The need for more firefighters is growing as the Williston Fire Department experiences more calls.
Fire Chief Milton Widener updated Williston Town Council on his department’s activities during the Oct. 9 council meeting.
“The Williston Fire Department has continued to do an outstanding job protecting the property of the citizens of Williston while operating with limited personnel and resources,” said Town Administrator Kenny Cook in a memo to council.
Widener said his department responded to 175 calls between Dec. 1, 2016 and Oct. 8, which is close to the 180 calls they responded to during the same time period the previous year. Calls for the current year include 115 in town and 57 in the county.

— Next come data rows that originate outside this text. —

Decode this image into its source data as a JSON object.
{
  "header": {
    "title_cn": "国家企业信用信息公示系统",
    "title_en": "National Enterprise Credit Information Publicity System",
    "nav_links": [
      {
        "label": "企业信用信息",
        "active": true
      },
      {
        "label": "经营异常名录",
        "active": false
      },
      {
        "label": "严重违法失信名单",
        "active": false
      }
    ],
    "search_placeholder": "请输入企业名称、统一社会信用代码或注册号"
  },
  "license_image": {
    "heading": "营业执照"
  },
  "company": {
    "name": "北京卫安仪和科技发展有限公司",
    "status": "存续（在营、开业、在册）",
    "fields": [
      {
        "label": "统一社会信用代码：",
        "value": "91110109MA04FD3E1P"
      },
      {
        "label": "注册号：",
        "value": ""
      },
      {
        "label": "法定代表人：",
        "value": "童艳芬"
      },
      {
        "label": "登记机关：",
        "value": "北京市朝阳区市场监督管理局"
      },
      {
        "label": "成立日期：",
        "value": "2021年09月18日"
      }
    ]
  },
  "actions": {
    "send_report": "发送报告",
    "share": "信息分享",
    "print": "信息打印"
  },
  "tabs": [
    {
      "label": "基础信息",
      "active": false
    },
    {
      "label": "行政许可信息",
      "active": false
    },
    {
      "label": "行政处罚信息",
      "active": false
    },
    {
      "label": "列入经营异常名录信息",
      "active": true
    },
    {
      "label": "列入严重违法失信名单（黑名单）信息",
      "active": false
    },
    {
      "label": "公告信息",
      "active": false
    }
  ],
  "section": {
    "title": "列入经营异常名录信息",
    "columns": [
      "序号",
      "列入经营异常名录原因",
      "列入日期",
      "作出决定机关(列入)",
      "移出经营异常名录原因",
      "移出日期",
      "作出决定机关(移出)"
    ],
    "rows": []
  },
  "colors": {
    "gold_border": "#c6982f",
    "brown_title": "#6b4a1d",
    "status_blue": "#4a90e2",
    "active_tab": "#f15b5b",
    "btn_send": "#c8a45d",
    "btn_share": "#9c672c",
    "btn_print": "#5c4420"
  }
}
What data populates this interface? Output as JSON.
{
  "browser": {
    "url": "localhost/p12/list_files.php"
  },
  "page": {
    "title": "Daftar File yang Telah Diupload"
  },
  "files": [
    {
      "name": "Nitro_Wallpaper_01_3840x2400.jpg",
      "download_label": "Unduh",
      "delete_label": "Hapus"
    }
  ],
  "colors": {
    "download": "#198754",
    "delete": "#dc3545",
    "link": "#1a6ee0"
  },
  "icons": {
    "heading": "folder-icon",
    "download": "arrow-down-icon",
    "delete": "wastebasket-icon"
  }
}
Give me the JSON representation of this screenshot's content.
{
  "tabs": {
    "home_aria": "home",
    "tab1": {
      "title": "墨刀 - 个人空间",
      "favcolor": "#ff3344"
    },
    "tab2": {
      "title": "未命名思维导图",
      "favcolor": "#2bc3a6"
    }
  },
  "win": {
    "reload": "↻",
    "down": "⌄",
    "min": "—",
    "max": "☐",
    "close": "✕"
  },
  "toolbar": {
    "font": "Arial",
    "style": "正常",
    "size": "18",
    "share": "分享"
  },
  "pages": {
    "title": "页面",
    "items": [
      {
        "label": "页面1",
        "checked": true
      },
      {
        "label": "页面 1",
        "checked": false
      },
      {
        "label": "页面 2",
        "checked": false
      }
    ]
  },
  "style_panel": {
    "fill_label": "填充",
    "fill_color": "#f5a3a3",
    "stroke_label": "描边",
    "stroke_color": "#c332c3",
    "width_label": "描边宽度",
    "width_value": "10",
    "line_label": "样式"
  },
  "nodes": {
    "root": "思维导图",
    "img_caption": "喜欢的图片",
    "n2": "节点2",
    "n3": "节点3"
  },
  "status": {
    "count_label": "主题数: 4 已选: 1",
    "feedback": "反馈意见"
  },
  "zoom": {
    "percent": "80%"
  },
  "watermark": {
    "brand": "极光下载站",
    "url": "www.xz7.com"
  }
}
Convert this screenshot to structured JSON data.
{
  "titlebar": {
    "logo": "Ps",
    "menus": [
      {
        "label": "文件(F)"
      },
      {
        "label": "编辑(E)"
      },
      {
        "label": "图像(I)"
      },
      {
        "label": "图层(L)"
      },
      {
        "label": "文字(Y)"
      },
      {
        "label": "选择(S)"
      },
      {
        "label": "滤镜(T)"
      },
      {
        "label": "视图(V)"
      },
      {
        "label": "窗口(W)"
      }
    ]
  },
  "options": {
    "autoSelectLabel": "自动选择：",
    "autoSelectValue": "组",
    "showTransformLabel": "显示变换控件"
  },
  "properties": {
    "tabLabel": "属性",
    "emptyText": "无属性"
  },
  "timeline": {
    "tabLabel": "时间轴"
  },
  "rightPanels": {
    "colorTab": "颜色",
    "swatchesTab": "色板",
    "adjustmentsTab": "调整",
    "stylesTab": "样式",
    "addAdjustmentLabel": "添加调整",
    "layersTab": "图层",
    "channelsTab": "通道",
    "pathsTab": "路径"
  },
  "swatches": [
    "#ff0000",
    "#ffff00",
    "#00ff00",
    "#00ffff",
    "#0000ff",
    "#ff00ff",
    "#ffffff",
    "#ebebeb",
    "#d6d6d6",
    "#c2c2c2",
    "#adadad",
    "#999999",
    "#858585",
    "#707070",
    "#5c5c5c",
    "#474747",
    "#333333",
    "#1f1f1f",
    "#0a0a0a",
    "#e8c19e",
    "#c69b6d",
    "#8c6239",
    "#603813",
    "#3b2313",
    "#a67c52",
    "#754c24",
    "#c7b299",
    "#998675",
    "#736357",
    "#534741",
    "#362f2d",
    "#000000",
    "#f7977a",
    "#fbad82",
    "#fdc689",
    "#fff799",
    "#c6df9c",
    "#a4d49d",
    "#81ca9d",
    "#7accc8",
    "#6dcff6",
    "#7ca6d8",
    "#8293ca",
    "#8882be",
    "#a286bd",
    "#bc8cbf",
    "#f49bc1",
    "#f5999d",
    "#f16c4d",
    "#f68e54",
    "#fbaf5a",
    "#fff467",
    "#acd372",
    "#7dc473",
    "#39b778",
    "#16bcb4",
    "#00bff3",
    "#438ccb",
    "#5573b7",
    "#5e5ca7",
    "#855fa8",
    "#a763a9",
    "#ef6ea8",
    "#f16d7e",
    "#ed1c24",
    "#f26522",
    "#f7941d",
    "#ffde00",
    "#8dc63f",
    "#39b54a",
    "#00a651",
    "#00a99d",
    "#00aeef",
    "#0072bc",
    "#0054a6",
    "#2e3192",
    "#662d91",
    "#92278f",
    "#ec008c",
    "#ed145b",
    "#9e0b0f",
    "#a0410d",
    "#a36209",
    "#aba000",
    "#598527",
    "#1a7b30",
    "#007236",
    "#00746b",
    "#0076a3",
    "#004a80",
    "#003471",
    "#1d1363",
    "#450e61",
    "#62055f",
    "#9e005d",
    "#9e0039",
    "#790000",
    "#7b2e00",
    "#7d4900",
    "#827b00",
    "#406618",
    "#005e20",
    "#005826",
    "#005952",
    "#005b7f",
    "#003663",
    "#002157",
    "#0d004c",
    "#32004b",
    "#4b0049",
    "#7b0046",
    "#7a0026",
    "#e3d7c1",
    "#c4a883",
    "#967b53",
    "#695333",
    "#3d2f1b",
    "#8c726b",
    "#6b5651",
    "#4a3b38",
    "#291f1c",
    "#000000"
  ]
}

The department has responded to 19 structure fires, 71 first responder calls to help EMS, two vehicle fires, 25 brush fires, 21 alarms, 18 wrecks and 11 other cases for gas leaks, downed trees and other situations. They have set up seven landing zones for medical helicopters. They also had one false call made by children.
A majority of the calls occurred during the daytime hours of 6 a.m. to 6 p.m. This is also when many firefighters are working, which has caused a shortage. “We’re hurting bad during the daytime,” said Widener.
No new members have joined the department in the last year, but they currently have three applications on hand for review.
They have 30 members with only four not certified. Eight members have been trained as first responders while everyone has CPR/First Aid/AED certification. Medshore Ambulance Service provided first responder training at no cost.
Widener is working with Norman Duncan on plans for a building to house “Old Glory”, the town’s first motorized 1936 Chevrolet fire truck that has been restored.
“Old Glory is the town’s most valuable piece of history and needs to be on display for all who live in, travels and visits our great town,” said Widener, who is working to attain funds to make that a reality.
In addition to visiting schools in October for Fire Prevention Month, the department kicked off its second annual turkey shoot on Friday, Oct. 13. It runs on Fridays and Saturdays through Saturday, Dec. 2.
Widener’s presentation followed recognition of three police officers.
Officer Connie Johnson was recognized for completing the S.C. Police Academy on Sept. 1. She is now a fully certified law enforcement officer and is back on duty in her hometown.
“She brings a wealth of information,” said Chief Rodney Pruitt of Johnson.
Joshua Hearn and Michael Jones were then sworn in as the town’s newest officers.
In other news:
• Trick-or-treat hours were announced as being from 5:30 to 7:30 p.m. on Tuesday, Oct. 31.
• Mayor Jason Stapleton reminded council and the public of the election on Nov. 7 as well as the town’s Christmas tree lighting on Dec. 2 and Christmas parade on Dec. 3.
• Council entered into closed session for a litigation update involving the Barnwell County Economic Development Corporation. No action was taken when they returned to open session.